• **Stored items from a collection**
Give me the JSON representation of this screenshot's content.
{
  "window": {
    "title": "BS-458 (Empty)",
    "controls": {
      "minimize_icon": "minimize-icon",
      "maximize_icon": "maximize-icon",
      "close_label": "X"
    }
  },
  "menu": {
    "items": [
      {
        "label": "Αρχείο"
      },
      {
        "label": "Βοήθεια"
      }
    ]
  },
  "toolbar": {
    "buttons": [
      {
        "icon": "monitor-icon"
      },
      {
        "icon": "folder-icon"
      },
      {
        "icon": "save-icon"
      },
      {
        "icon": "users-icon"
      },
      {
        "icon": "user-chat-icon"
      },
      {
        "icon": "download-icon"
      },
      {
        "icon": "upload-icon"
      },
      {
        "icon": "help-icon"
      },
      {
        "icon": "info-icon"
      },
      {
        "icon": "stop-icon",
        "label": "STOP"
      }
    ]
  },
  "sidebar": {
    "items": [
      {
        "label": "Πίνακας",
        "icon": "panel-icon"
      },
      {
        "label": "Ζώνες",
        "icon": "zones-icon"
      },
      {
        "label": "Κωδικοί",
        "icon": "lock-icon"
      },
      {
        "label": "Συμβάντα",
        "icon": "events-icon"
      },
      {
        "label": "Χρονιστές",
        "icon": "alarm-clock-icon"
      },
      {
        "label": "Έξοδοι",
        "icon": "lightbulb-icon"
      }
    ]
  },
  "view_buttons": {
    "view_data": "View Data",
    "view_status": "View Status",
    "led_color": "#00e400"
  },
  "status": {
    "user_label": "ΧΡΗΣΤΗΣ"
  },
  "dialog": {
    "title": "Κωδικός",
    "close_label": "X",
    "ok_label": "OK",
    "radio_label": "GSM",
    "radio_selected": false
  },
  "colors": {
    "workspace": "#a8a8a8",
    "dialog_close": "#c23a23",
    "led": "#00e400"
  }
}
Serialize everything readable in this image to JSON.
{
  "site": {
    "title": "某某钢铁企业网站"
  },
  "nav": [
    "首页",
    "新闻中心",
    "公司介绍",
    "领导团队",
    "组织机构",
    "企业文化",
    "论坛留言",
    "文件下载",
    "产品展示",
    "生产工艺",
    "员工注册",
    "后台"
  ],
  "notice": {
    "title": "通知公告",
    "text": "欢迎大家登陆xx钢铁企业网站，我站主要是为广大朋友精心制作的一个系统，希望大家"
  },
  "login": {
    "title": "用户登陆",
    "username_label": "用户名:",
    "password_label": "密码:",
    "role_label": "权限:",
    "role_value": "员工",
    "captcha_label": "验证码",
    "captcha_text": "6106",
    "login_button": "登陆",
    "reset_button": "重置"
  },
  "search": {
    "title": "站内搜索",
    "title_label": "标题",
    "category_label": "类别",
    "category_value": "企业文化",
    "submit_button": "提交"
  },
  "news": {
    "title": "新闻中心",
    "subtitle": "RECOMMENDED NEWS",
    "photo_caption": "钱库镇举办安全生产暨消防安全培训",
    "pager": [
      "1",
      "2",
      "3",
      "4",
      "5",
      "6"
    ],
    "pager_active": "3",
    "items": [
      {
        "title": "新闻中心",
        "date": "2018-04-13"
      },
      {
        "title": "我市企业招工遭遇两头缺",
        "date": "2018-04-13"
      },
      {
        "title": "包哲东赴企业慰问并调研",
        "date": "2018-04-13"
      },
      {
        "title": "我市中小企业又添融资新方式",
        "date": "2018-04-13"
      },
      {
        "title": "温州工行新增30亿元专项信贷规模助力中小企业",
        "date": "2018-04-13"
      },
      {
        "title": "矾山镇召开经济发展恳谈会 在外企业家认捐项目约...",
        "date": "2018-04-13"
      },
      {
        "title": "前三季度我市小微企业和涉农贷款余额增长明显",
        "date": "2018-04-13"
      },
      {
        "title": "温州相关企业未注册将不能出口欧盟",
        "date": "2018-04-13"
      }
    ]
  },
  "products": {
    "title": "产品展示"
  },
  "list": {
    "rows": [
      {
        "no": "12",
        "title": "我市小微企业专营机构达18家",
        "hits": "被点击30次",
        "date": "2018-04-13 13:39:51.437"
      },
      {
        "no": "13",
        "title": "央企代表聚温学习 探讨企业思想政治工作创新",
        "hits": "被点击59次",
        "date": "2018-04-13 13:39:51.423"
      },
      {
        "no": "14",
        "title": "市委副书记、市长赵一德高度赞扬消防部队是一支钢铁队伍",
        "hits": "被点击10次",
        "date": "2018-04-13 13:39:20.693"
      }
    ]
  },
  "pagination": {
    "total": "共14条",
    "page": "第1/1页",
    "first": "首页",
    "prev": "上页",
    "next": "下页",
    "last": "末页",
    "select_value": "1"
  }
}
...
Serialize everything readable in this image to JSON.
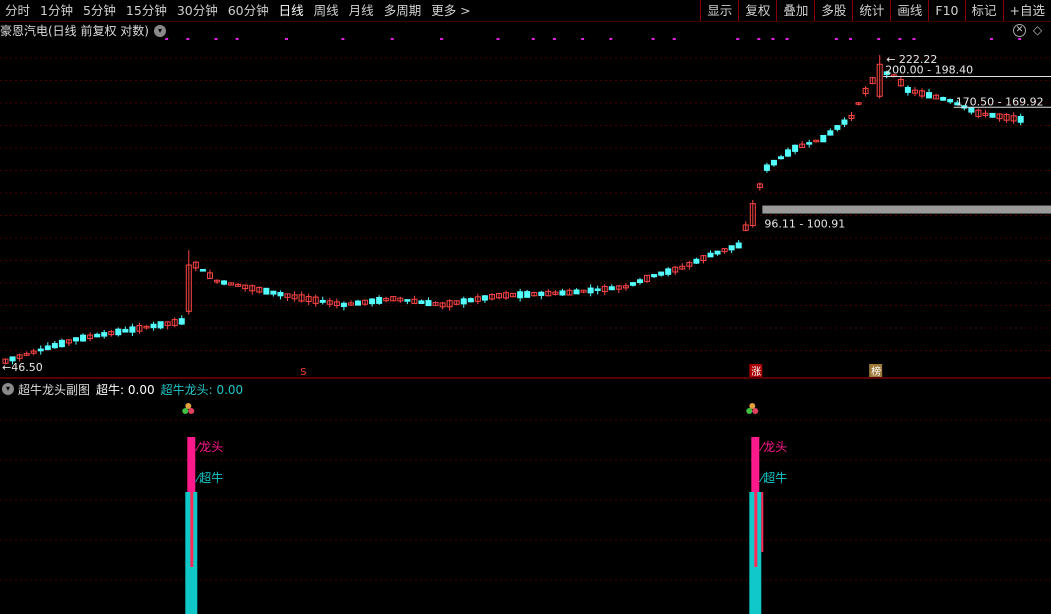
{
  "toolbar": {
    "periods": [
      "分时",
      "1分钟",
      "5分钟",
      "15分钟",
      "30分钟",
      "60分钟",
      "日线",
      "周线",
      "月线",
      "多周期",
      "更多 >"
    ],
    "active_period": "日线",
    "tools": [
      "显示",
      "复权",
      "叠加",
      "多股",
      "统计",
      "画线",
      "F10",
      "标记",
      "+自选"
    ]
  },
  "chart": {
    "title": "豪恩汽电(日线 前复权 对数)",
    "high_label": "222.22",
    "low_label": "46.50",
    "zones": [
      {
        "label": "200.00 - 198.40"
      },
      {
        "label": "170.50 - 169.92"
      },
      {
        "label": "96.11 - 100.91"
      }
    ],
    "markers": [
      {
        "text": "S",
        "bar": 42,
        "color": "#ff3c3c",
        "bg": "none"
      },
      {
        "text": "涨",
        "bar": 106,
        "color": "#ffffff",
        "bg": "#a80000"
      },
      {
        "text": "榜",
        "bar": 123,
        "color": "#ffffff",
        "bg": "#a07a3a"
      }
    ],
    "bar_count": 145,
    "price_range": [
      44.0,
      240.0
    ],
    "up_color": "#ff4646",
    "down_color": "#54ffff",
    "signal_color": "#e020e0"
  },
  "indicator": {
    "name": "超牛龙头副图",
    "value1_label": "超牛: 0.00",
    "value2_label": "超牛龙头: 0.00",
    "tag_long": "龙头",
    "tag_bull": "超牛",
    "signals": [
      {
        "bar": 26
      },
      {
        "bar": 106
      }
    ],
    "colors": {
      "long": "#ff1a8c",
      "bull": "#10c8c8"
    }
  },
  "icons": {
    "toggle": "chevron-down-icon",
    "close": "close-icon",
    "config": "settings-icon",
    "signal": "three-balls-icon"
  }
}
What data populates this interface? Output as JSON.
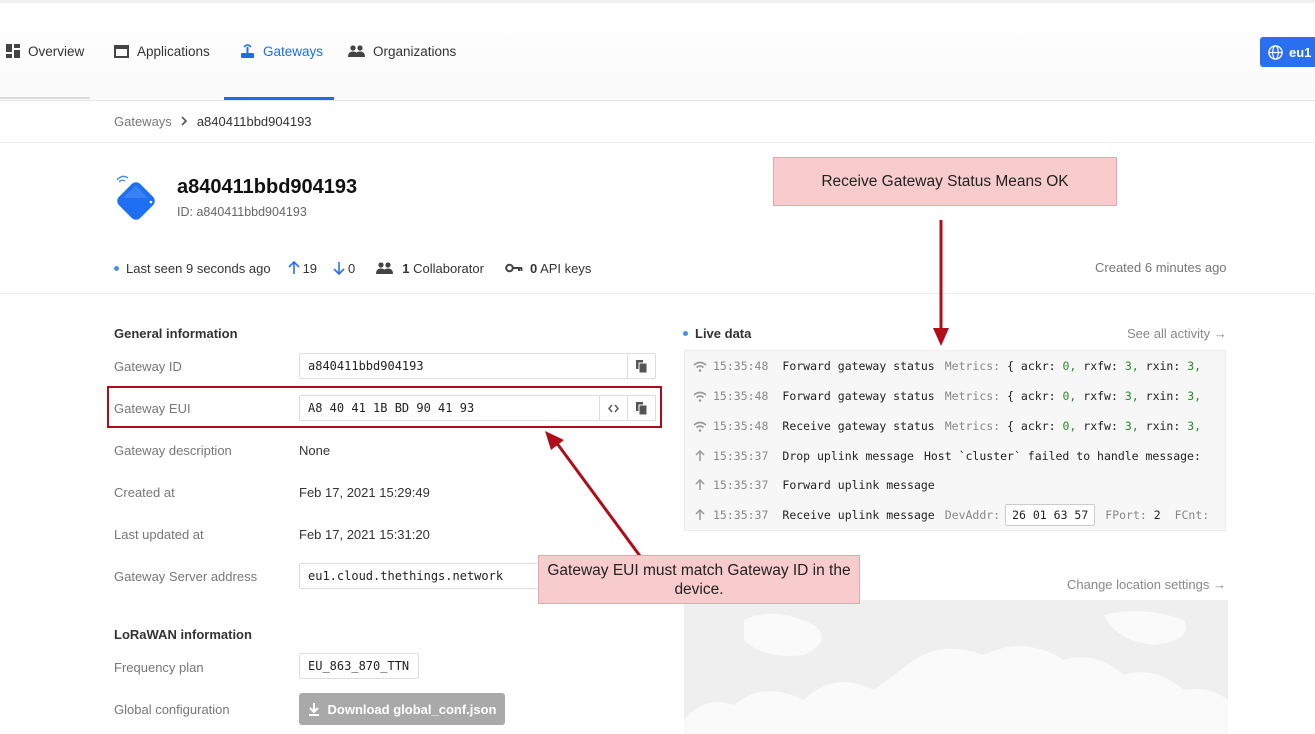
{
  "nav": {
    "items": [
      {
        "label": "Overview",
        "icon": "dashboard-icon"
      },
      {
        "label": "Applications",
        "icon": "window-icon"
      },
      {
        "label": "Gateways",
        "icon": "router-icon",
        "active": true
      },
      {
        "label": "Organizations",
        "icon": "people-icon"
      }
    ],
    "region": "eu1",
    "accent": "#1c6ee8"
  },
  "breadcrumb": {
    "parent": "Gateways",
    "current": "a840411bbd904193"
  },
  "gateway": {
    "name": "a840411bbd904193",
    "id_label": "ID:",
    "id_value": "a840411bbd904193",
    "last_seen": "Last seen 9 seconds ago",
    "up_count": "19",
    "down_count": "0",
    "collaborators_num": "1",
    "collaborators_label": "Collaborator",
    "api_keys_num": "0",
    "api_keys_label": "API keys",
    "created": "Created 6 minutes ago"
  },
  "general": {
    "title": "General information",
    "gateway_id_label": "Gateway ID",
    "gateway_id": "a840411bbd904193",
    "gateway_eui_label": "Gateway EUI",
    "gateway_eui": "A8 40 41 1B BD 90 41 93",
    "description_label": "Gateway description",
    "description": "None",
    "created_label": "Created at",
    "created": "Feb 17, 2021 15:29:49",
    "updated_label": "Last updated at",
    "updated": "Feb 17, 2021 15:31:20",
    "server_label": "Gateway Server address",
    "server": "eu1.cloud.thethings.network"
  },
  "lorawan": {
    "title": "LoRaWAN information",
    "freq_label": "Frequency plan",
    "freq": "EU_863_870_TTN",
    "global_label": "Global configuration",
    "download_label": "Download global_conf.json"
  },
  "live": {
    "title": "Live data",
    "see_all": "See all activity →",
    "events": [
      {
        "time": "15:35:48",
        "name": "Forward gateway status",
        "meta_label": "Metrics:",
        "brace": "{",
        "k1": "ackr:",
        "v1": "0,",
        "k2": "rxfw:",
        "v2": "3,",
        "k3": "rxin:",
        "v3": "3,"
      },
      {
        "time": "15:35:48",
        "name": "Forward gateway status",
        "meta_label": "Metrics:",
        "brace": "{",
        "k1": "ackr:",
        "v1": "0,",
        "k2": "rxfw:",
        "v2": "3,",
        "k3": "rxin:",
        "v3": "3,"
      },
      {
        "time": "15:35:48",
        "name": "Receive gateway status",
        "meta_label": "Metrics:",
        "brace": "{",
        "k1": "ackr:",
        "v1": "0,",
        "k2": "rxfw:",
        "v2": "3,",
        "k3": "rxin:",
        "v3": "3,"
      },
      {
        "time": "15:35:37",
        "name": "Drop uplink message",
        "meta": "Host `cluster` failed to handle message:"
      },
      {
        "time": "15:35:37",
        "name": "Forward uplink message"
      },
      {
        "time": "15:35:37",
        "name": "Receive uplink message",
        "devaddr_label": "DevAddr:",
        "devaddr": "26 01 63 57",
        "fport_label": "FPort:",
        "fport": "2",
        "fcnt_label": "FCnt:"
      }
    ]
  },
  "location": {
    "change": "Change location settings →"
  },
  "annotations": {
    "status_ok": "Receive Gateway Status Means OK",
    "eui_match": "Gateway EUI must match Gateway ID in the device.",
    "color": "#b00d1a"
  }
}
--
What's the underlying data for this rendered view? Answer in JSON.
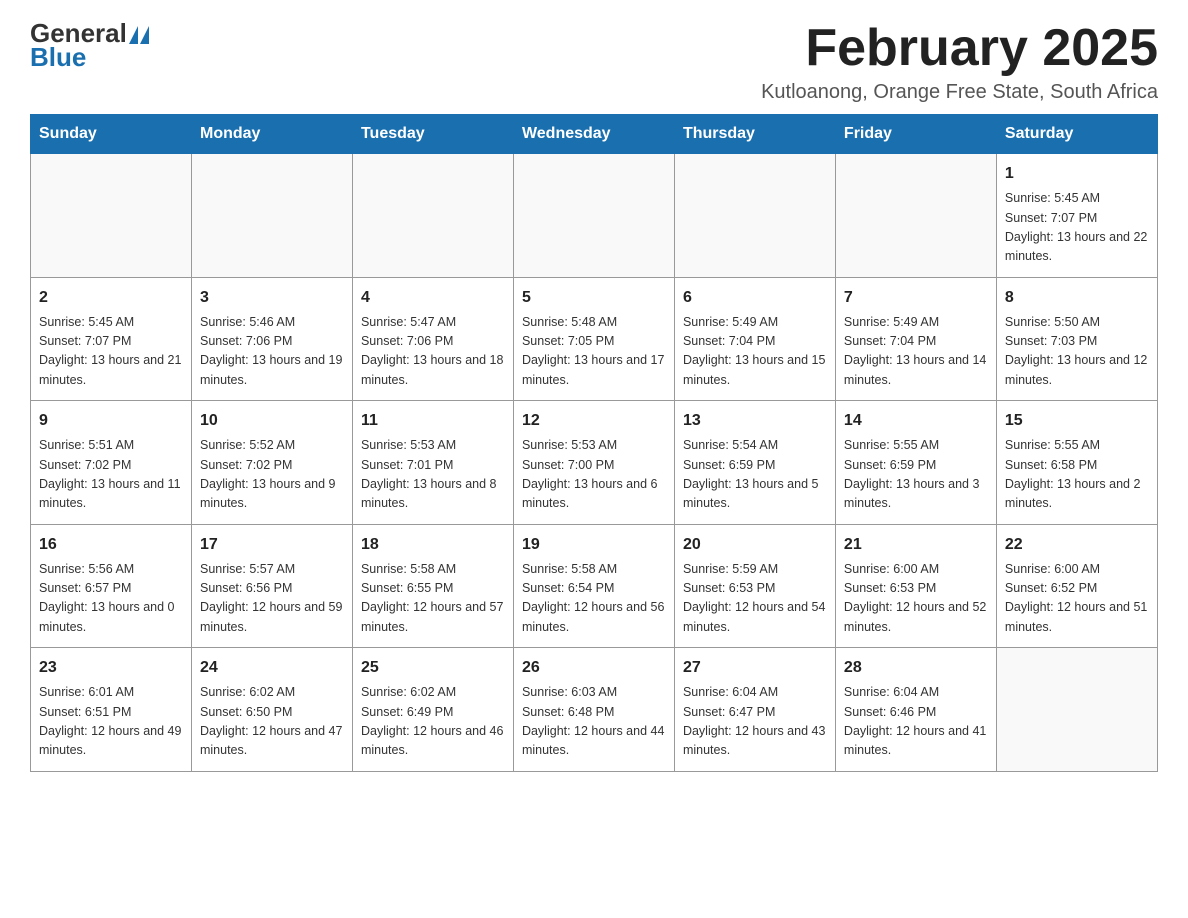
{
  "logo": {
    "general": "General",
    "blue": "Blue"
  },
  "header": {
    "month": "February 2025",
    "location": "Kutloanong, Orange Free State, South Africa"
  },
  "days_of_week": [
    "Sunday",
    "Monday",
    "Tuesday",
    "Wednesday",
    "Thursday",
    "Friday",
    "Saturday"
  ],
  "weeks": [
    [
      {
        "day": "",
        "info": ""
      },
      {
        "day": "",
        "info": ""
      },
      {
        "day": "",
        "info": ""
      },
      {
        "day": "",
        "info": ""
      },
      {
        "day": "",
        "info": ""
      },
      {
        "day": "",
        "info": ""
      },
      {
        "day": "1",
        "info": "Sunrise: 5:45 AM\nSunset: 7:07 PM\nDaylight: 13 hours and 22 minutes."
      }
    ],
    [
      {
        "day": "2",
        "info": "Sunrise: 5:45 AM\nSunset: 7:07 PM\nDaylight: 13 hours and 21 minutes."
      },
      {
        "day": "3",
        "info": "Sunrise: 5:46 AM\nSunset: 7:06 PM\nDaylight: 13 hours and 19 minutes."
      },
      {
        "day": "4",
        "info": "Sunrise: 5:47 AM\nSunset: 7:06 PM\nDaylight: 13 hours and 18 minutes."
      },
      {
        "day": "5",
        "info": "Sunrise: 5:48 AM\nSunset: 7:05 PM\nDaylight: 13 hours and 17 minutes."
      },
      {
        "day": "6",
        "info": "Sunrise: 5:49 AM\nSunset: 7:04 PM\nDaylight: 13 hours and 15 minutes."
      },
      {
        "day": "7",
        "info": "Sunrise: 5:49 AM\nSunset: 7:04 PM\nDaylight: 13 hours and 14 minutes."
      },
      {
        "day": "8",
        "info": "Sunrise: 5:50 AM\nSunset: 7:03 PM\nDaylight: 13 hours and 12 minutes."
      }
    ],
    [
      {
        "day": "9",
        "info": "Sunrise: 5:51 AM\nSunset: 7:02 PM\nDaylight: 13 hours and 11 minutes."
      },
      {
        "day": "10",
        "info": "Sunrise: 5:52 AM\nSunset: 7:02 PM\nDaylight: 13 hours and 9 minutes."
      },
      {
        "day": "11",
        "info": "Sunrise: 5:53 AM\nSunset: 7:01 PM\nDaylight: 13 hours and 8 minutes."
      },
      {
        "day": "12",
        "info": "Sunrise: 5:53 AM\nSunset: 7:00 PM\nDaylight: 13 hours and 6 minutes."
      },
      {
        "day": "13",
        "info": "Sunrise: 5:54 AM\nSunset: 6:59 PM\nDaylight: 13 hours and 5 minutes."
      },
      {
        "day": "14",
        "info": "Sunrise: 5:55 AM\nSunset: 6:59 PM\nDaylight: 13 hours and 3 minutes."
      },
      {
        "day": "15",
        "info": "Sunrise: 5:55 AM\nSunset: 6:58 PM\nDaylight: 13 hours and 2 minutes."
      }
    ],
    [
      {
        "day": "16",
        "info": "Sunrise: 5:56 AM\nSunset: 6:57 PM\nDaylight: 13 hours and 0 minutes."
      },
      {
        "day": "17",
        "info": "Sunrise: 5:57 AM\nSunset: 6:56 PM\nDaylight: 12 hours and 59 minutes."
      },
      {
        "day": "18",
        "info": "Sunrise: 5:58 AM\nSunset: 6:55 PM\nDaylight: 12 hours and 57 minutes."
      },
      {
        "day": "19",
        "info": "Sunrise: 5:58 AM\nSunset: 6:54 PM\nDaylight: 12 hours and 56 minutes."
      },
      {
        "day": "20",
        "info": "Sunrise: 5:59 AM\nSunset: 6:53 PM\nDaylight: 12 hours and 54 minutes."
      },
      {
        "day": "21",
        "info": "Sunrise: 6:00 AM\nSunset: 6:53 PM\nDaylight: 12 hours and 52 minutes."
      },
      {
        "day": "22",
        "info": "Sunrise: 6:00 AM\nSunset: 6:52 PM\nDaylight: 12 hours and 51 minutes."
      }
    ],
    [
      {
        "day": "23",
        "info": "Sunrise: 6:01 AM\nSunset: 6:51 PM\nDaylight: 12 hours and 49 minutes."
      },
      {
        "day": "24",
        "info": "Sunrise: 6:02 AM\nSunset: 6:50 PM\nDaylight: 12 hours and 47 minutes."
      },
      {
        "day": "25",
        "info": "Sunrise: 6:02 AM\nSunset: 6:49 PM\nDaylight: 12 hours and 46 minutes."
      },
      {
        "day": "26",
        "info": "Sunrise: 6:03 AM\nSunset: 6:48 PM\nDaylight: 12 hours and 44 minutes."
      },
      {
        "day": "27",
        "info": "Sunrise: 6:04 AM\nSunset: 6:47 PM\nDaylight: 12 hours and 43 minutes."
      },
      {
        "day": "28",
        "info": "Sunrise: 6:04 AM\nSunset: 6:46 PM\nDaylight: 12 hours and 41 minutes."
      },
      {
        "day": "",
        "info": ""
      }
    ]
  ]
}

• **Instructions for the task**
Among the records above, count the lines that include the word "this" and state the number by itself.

• **Exercise output**
5